The hysterical irrationality that ensues for the cast and crew of the play within the film, on and off stage, could be critiqued for actually following a logical formula – one in which we know when the lines begin to blur, we know when we should feel captivated and confused, and we know when the final meltdown shuts it all down. This is the downfall of the medium. We know that the plot-arch must end at a fixed point.

As objects, the works of Kristen Thiele and Charles Hollis Jones present a complication that we cannot as easily gauge. As much as they stand for crystalizing the ephemerality of, not just an era, but a certain sensibility of grandeur and spectacle, as objects in themselves they transcend time in a sequential sense – as if the film, with all of its allusions to the conflations of performance and reality, had frozen on a single frame, in perpetuity.

It is for this reason why I find these works so interesting. It is very possible that their specific aesthetics will one day fall out of style. But this is not important, because they are not that simple. These works are not about time. They are about a timeless and dynamic sensibility that permeates into our own lives – and to the privileged few, these objects infiltrate the actual domestic environment to enforce a framework that serves their permeations into the (real) domestic theater.

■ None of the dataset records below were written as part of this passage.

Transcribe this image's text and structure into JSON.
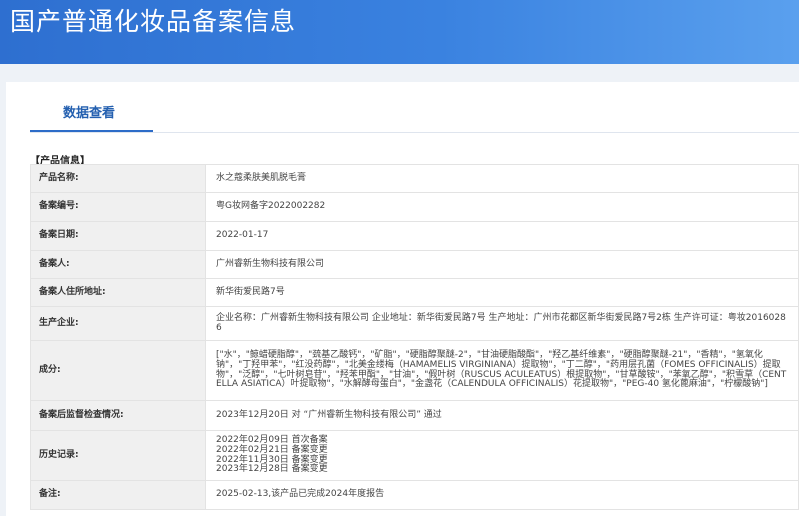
{
  "header": {
    "title": "国产普通化妆品备案信息"
  },
  "tabs": [
    {
      "label": "数据查看"
    }
  ],
  "section": {
    "title": "【产品信息】"
  },
  "rows": [
    {
      "label": "产品名称:",
      "value": "水之蔻柔肤美肌脱毛膏"
    },
    {
      "label": "备案编号:",
      "value": "粤G妆网备字2022002282"
    },
    {
      "label": "备案日期:",
      "value": "2022-01-17"
    },
    {
      "label": "备案人:",
      "value": "广州睿新生物科技有限公司"
    },
    {
      "label": "备案人住所地址:",
      "value": "新华街爱民路7号"
    },
    {
      "label": "生产企业:",
      "value": "企业名称：广州睿新生物科技有限公司 企业地址：新华街爱民路7号 生产地址：广州市花都区新华街爱民路7号2栋 生产许可证：粤妆20160286"
    },
    {
      "label": "成分:",
      "value": "[\"水\"，\"鲸蜡硬脂醇\"，\"巯基乙酸钙\"，\"矿脂\"，\"硬脂醇聚醚-2\"，\"甘油硬脂酸酯\"，\"羟乙基纤维素\"，\"硬脂醇聚醚-21\"，\"香精\"，\"氢氧化钠\"，\"丁羟甲苯\"，\"红没药醇\"，\"北美金缕梅（HAMAMELIS VIRGINIANA）提取物\"，\"丁二醇\"，\"药用层孔菌（FOMES OFFICINALIS）提取物\"，\"泛醇\"，\"七叶树皂苷\"，\"羟苯甲酯\"，\"甘油\"，\"假叶树（RUSCUS ACULEATUS）根提取物\"，\"甘草酸铵\"，\"苯氧乙醇\"，\"积雪草（CENTELLA ASIATICA）叶提取物\"，\"水解酵母蛋白\"，\"金盏花（CALENDULA OFFICINALIS）花提取物\"，\"PEG-40 氢化蓖麻油\"，\"柠檬酸钠\"]"
    },
    {
      "label": "备案后监督检查情况:",
      "value": "2023年12月20日 对 “广州睿新生物科技有限公司” 通过"
    },
    {
      "label": "历史记录:",
      "history": [
        "2022年02月09日 首次备案",
        "2022年02月21日 备案变更",
        "2022年11月30日 备案变更",
        "2023年12月28日 备案变更"
      ]
    },
    {
      "label": "备注:",
      "value": "2025-02-13,该产品已完成2024年度报告"
    }
  ]
}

Charles Hollis Jones is an American designer who is recognized by the Smithsonian Institution for his pioneering use of acrylic and lucite. Born in Bloomington, Indiana in 1945, Jones moved to Los Angeles, California at the age of 16 and founded CHJ Designs. At the time, acrylic and plastic were not commonly used as a material for upscale furniture and art, but Jones - seeing its potential - began creating unique pieces for some of the city’s most renowned showrooms, such as Hudson-Rissman. His work was well received by both art critics and Hollywood celebrities alike. Frank Sinatra, Lucille Ball and Johnny Carson were among some of the first to commission Jones. Tennessee Williams commissioned Jones to design a comfortable, yet modern writing chair. The result was the Wisteriachair, where the writer spent much time writing. Jones resides in the Burbank area of Los Angeles and is still designing furniture and accessories.

Kristen Thiele was born in Honolulu, Hawaii. She lives and works in Miami, FL and Savannah, GA. Thiele received her BFA from the School of the Art Institute of Chicago (SAIC) in 1995 and her MFA from Miami International University in 2012. After graduating from SAIC, Thiele apprenticed with Chicago screen printer Steve Walters of Screwball Press and learned the art of silkscreen printing, primarily printing posters for local and national bands. In Miami, Thiele currently co-runs Bridge Red Studios/Project Space, alongside her father Robert Thiele, exhibiting longstanding South Florida artists in an alternative environment. In Savannah, Thiele teaches foundation courses at the Savannah College of Art and Design. Thiele's posters were published in the definitive rock poster book, "The Art of Modern Rock" and her paintings in, "Miami Contemporary Artists" and "100+ Degrees in the Shade."

A.G. is an artist, writer and performer living and working in Miami, Florida. In 2009, he received his BFA in Sculpture and Art History from the University of Florida in Gainesville, and graduated from New World School of the Arts High School. He has exhibited nationally and internationally, with recent and upcoming shows in Los Angeles, New York City, Miami and Berlin. Recent solo exhibitions include INTRO at Artist Curated Projects in LA (2017), Don’t tell someone that you like how they are doing something because they may stop to thank you at Regina Rex in New York (2016) and Nobody knows me better than you at Locust Projects in Miami (2014). He has also been included in several group exhibitions, including The Coffins of Paa Joe and The Pursuit of Happiness at Jack Shainman Gallery, NY and An Image at ArtCenter / South Florida in Miami Beach, Florida (2016). A.G. is a 2018 CINTAS Foundation Fellow Finalist (announcement of Fellow in October) and a 2017 South Florida Cultural Consortium Fellow. His recent book, Reflections While Driving, was released by Line Script Diary in the Fall of 2017.